Let's go all-in on this second half/first half contrast. In the first half, the Thunder's True Shooting Percentage was 5.6% below the Clippers' (46.1% - 51.7%). In the second half, their TS% was 32.2% higher (75.6% - 43.4%). That's an incredible swing, and while most of it was done on offense, you can see a pretty big decrease in the Clippers' offensive percentage from the first half to the second half. We've credited Durant and Westbrook plenty for their offense, but the team as a whole needs to praised for their work defensively. The Clippers only got to the line three times in the second half, while the Thunder had 25 free throw attempts! There was an incredible difference in the difference between the two team's offensive efficiency from one half to the next, if that makes sense.

What does this game mean to the Thunder tonight and going forward?

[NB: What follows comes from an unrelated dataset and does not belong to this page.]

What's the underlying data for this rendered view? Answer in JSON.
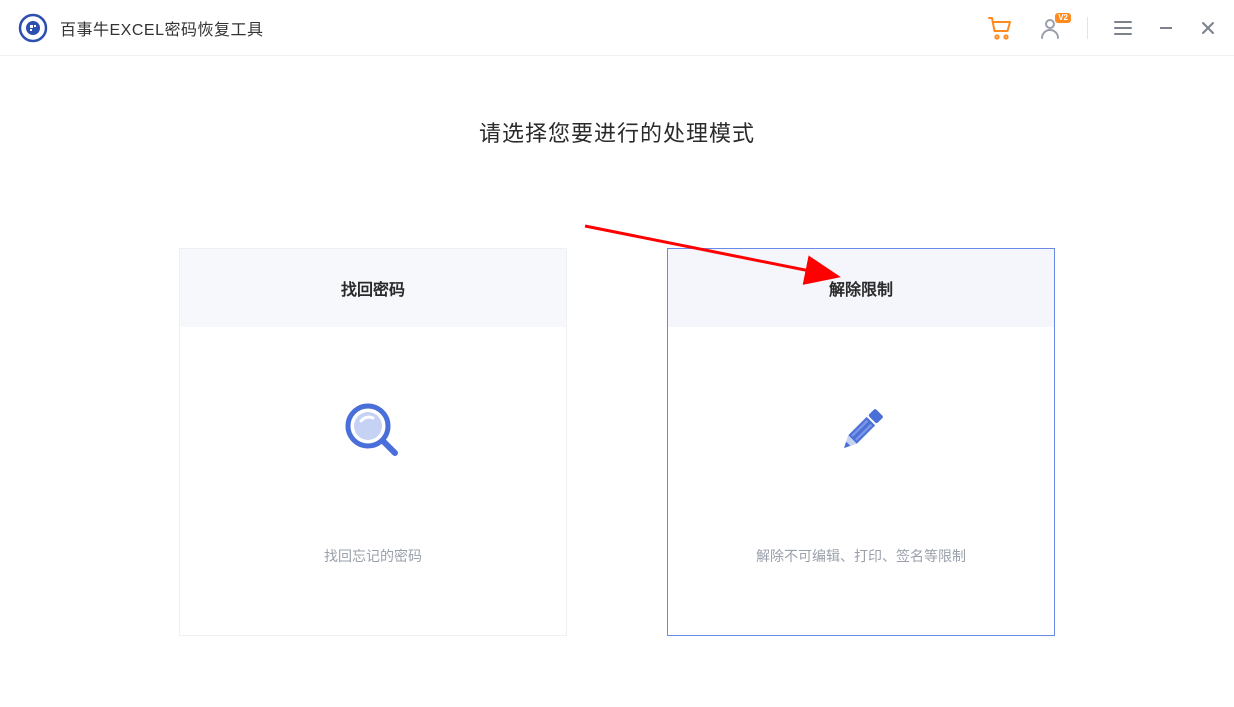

Tonight we can celebrate because we've moved past the series with the Los Angeles Clippers. Going forward, we'll need to worry about the San Antonio Spurs. For one thing, they're the Spurs – the gold standard for what a sports organization should strive to be, even if the Thunder saw success against them in the regular season. For another, there's also the left calf injury that Ibaka suffered tonight. As far as I know, there hasn't been an update yet at the time of writing. Regardless of how good Adams and Collison can be, losing Ibaka would obviously be huge. He's the anchor to the Thunder defense and an important cog on offense. We'll update you when news comes in. For now, enjoy the Thunder getting out of the second round!

Extra notes:

  • Nick Collison didn't play in the first half, but when Ibaka left the game early in the second half, Brooks called Collison's number and he was great. It's impossible to understate his value in this game, and he had a +16 plus/minus in 17 minutes of playing time. There's nothing special in his box score, but we know by now his positive impact goes beyond that. Also, his 3-pointer(!) at the end of the 3rd tied the game up, a huge momentum shift for OKC.
  • 40 minutes for Steven Adams off the bench, and he was great too. After Kendrick Perkins picked up two early fouls, there was never really any need for Perk as Adams just dominated. He was all over the place on both ends, racking up a 10-point and 11-rebound double-double. Great performance for the rookie.
  • Turnovers were a problem again. The Thunder had 15 turnovers tonight, and they usually cropped up during the stretches where the Thunder struggled most. They were a sign of the greater limiter (failed or sloppy offensive execution) that held back the Thunder during those stretches.
  • Caron Butler was bad again. He's been baaaaad in this series, and his outside shot has completely vanished. After seven empty first-half minutes, Brooks benched him for the rest of the night. Butler can be a streaky shooter, so here's hoping he hits a hot stretch in the next series against the Spurs. He'd be a valuable piece to have, because the Spurs will gladly pack the paint against any lineup that lacks outside shooting.
  • We're past the Los Angeles Clippers now, but I just want to say, that Chris Paul-Blake Griffin pick-and-roll combination is terrifying. I wrote about it a short while ago, but man. There's so many ways that combination can abuse you, and if you shift one way to defend against one threat, you give leash to another. It's freaking crazy.
  • Picking the Thunder in six against the Spurs, by the way. I'm oddly confident against them, even if I'm mentally prepared for the worst.


Kevin's Awards

Thunder Wonder: Kevin Durant: 39 PTS (12/23 FGM/A, 5/8 3PM/A, 10/10 FTM/A), 16 REB, 5 AST, 2 BLK

Thunder Down Under: Steven Adams: 10 PTS (5/7 FGM/A), 11 REB, 1 STL, 1 BLK, "only" 3 fouls in 40 minutes

Thunder Blunder: Derek Fisher: 7 PTS (2/7 FGM/A, 1/5 3PM/A) in 15:50, terrible shot selection after making his first two shots

Thunder Plunderer: Chris Paul: 25 PTS (9/18 FGM/A, 2/4 3PM/A, 5/5 FTM/A), 11 AST, 7 REB, 1 STL


Next game: @ San Antonio Spurs for Game 1 of the Western Conference Finals on Monday, May 19 at 8:00 PM CDT